There is no doubt that the NBA and NCAA are two different organizations. College basketball has many quirky rules that the NBA does not follow, while the NBA enforces a few restrictions that do not fly in college.
While there are many discrepancies in each league, the most obvious is the fact that professional basketball is played in four quarters while college is played across two halves. In order to understand why that is, we must dive into the history of both sports, what their rules look like, and how they each developed.
At the end of the day, the NBA and NCAA use time in roughly the same way. The NBA has four 12 minute quarters (48 minutes in total) and the NCAA goes with two 20-minute halves (40 minutes in total). FIBA also uses four 10 minutes quarters to perfectly match the NCAA’s total time.
So, going back to the question at hand, why does that difference exist?
The answer lies in basketball’s original ruleset. Dr. James Naismith first created the sport we all know and love back in 1891 when challenged to come up with an indoor athletic competition. To give basketball structure, he came up with 13 basic rules for the game.
Though many of the rules are quite interesting (such as if a team fouled their opponent three times in a row the other team would get free points) the most important one for the purposes of this article is number 12. It reads, “the time shall be two fifteen-minute halves, with five-minute rest in between.”
That, of course, gives us the basic structure of what college uses today. There are two halves, and each of them is separated by a quick halftime. A thirty-minute game is quite short, and that helps explain the other changes the game went through overtime.
A Century of Change
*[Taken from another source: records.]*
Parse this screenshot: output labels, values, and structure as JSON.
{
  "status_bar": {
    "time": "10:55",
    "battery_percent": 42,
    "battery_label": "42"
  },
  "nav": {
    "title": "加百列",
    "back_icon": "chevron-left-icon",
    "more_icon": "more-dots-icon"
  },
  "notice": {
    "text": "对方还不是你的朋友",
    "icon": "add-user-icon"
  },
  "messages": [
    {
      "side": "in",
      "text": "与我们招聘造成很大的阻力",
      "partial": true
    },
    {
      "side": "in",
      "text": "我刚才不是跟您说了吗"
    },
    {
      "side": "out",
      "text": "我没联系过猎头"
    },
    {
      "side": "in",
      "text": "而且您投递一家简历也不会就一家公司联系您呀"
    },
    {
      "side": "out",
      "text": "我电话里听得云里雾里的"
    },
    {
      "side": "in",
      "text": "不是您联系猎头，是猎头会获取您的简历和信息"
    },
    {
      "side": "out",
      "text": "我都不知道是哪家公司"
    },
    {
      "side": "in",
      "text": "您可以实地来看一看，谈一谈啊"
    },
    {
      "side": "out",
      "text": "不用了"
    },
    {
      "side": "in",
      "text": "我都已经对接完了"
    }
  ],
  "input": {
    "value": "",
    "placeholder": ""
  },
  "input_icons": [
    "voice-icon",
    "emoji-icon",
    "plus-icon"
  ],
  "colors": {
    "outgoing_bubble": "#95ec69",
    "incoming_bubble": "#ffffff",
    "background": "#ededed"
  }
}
It did not take long for people to realize that two fifteen-minute halves were not enough time for a proper game. The shorter periods resulted in low scores and did not provide enough exercise for the players.
As such, in 1905 the official rules changed to extend the time to two twenty minutes halves with a 10-minute break in between them. Sound familiar? That is the same format the NCAA still uses to this day.
However, the two half system did not stick for that long. In 1951 the game went through a huge change when the league decided to split it up into four 10-minute quarters. This rule was for both college basketball and the NBA.
While that change stuck in professional basketball, it did not hold in college. In fact, the four-quarter system was only around for three short years in the NCAA. In 1954 college basketball went back to playing in halves while the NBA stayed with the quarter system.
That created a break that still lasts to this day.
An Unsure Shift
The change from halves to quarters happened a long time ago. So long ago that few people know why the split occurred. Some people believe colleges favor the two halves because it is how the first rules were put in place, while others think it was to separate themselves from other leagues.
One of the leading theories is that it makes the game much more competitive. Two long halves tend to create closer games than four separate quarters. Close games not only lead to more excitement, but they can also lead to upsets. Those drive viewership for big tournaments like March Madness.
Two halves also create less stopping time, which gives the game a steady pace and keeps everything moving along. The more flow that exists, the better the games are to watch.
While none of these theories have been absolutely proven one way or another, they do help suggest why one league goes with two halves and one goes with four quarters.
Both work. It just comes down to preference.
Two Sides of the Same Coin
College basketball has many rules that separate it from the NBA. The two halves are the most distinct of such regulations. Though no one is exactly sure why they choose to stand on their own, there are many theories that could explain it.
Whatever the reason, there is no doubt that the two 20-minute chunks have become a staple of the NCAA and will continue to be that way for the foreseeable future. Though there has been some talk of switching over to quarters, nothing is quite in place just yet.